I'm Dennis, and I'm a recovering audio book junkie. Few years ago I used to go to the library every week and grab audio books by the armload. It got so bad, it didn't even matter if it was a book or an author I was familiar with, I'd just grab the next batch off the shelf, take them home, and listen to them in the car to and from work. I wasn't even listening to music anymore. Sometimes, I'd play them while I wrote in the morning. Usually all that I got written those mornings was . . . nothing. Then I changed jobs and now my commute is a good three minutes, and I've stopped stocking up on the audio books. Sometimes I miss them. My favorites were the full presentation ones, the audio dramas, with actors and sound effects and the whole works. There aren't near enough of those produced.
There's a new company now, though, Strange Interludes
, out of Fort Worth, Texas. Their first production, Paradox
(written and directed by Stephen Couch) arrived in my mail a few days ago and I'm listening to it now for the fourth time since . . . well, since this morning. It's almost 9:30 PM. Paradox
is a science fiction story about April (played by Angie Ingram) whose predicament is laid out in the story's opening.
"Every morning, when the alarm clock shocks me awake, I see things differently. I see things from my memory, from my original home. That pile of clothes over a chair, for a moment it's a food synthesizer. The cardboard box, still half-filled with unsorted junk: a communication unit. But my eyes focus in the morning light, and I remember exactly where I am."
[sounds of a shower running, then April drying herself as news plays in the background]
"It's useful to keep up on current events in this time period. They didn't give me a full dossier when they sent me back here. But then, they didn't need to; I was supposed to be here for an hour, tops, just long enough to collect some cultural data. Not long enough to start a life."
Stranded in the past, April, has been eking out a living for the last 5 years with a crappy fast food job and an equally crappy apartment. She doesn't have a car or a phone. But she's got a therapist. April's been hearing voices coming through the television, tormenting her, and she's on medication to quiet them. Her therapist, Teller (played by Angie Whitley) changes her prescription, but April, desperate to keep the voices quiet ("Kill. Only way. Change it all" the voice--played by Hank Ingram--instructs), April overdoses and winds up in the hospital. When she wakes, she hears the voice again, only this time it's a familiar voice, Carmen, a colleague from her future timeline. April's continued presence in the past has created a paradox and to make it right, and allow her team to retrieve her, April must kill President Ives.

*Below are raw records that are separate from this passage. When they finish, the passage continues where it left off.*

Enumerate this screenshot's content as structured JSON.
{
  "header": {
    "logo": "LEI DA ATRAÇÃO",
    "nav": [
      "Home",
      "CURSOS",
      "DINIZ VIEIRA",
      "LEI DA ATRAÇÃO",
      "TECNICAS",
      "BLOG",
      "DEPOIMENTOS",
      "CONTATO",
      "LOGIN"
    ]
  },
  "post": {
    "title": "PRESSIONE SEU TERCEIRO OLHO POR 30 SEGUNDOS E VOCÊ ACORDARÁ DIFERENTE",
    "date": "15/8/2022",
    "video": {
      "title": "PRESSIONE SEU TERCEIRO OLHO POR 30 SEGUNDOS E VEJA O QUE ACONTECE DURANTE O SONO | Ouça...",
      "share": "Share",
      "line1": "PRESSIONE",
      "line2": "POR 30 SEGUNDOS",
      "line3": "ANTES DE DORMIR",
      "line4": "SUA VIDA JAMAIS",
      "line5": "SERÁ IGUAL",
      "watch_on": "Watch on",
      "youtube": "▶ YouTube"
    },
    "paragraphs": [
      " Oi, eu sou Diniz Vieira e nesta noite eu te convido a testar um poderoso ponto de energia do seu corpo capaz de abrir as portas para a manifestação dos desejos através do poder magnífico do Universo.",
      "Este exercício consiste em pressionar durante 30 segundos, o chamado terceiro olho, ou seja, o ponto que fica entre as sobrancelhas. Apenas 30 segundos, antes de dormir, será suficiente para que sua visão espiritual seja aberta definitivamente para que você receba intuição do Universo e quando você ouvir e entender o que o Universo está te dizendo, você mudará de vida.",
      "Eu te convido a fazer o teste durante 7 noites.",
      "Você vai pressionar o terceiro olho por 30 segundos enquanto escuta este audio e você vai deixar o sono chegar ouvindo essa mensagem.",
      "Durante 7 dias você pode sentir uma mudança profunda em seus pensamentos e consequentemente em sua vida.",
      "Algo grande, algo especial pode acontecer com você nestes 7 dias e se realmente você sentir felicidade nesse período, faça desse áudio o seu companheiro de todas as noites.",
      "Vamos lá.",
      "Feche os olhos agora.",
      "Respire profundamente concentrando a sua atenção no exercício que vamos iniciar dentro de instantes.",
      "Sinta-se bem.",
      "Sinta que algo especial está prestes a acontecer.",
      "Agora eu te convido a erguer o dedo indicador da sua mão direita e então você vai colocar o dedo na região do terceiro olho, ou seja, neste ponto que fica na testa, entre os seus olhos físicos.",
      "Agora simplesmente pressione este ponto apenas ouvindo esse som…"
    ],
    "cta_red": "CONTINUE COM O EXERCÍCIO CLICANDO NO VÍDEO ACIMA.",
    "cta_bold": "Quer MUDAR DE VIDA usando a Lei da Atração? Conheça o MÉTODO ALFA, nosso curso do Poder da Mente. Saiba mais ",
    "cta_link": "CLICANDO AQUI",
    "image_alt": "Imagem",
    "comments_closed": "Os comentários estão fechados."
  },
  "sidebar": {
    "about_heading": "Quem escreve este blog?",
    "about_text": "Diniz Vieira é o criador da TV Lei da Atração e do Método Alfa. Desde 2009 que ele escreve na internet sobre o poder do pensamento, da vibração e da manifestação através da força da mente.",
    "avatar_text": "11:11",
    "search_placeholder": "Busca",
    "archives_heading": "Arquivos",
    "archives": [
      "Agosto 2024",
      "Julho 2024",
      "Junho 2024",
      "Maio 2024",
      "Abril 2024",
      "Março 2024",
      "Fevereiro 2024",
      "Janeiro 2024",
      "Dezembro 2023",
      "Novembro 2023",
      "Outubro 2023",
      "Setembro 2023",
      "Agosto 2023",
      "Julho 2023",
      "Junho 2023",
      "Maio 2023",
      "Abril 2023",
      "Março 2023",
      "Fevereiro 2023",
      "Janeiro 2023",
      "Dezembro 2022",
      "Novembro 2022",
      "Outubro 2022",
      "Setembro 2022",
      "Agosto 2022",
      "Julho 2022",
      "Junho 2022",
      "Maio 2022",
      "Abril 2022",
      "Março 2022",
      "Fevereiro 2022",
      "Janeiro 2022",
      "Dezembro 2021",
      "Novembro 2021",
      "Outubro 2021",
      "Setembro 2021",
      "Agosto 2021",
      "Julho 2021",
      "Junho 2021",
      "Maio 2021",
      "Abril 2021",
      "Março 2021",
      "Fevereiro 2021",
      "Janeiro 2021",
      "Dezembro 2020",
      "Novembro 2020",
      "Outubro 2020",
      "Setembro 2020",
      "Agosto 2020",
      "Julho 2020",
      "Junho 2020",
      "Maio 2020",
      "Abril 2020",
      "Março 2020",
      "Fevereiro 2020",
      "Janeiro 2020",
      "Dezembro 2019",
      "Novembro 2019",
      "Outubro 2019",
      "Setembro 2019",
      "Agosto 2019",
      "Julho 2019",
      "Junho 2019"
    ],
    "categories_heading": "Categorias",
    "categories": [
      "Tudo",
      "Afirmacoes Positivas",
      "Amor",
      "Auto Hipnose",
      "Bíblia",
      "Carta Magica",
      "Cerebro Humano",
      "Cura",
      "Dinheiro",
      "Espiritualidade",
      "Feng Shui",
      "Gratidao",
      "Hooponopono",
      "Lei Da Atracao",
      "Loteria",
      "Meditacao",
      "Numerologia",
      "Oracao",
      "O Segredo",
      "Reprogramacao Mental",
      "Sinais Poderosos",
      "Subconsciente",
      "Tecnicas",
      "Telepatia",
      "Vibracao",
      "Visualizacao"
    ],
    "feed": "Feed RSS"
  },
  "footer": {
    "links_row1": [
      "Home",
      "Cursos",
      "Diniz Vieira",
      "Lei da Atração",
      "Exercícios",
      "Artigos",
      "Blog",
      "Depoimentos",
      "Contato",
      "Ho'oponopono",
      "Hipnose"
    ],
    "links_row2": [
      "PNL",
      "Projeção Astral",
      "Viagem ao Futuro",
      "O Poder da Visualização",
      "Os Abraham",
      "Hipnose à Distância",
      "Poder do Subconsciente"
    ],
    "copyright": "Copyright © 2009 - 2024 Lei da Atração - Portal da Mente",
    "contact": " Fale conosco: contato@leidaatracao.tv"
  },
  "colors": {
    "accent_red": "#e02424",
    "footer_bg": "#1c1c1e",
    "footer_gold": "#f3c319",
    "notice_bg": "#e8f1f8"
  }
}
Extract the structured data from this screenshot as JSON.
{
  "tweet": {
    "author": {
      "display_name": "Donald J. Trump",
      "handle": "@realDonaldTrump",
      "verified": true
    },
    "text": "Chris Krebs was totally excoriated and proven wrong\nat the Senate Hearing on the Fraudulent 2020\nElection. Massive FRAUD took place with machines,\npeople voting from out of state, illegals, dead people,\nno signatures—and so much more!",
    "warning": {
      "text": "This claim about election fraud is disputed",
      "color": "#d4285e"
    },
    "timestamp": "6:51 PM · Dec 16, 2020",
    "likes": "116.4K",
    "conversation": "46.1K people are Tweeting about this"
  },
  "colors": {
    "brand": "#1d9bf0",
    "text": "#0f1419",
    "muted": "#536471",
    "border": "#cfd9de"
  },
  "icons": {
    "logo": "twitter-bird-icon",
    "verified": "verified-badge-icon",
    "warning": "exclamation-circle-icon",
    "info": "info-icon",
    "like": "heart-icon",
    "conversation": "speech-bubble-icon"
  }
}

Ives (played by Brandon Bennett) is a Senator running for office, visiting April's town before the primaries. April decides that if she can reach the Senator and kill him she can repair the paradox and return to the life she misses.
No, it's not a terribly original story, nor does author Couch (who plays a pimp, Simon) do anything particularly spectacular with it--even when Senator Ives is paralyzed by a stroke when he's not elected--NOW who is she supposed to kill? The voice said to kill PRESIDENT Ives--Couch's answer isn't a big surprise. Even April's diagnosis as a paranoid schizophrenic by her therapist who doesn't believe her stories about coming from the future are nothing new. So why am I still listening to it?
Because damn it all if I don't dig me some audio dramas. Personally, I hope Strange Interludes
catches on and explodes, cuz I want more of these. The Strange Interludes
stories are professionally done, more so than some traditional new small presses, with background effects, developed stories (for all its cliches, Paradox
is still well-written), and actors who, despite their apparent inexperience--Ingram's a good reader, an adequate character actress, but she's not ready for that nomination just yet--get their enthusiasm across very well. If I had to find a correlation, it's like listening to the cast of Clerks
without the catchy dialogue. See what I mean? They'll get the point across, but no one's being moved emotionally by the performances. I think given a little room and time to grow, Strange Interludes
can start turning out some really top quality product. I just hope whoever's in charge of selecting the projects knows when to reject the crap when it's submitted.
I think this might be a market as yet untapped, at least to its full potential. With the right talent on board, this could be the beginning of something big. I certainly hope so.
There are limits, however. If you don't have time to listen to the whole thing at once, it's hard to mark your place on a CD, even with track breaks (there are 13 on Paradox
, running time 73:55). And I like to listen to music at work. I also like to read at work. But it's almost impossible to digest an audio drama at work. So the opportunities to dig into a Strange Interludes
CD wouldn't be as plentiful as they would if these were published in print. But for those of who are self-confessed junkies, we'll find a way. We always do.
Editor's Note: This book is available directly from the publisher at Strange Interludes.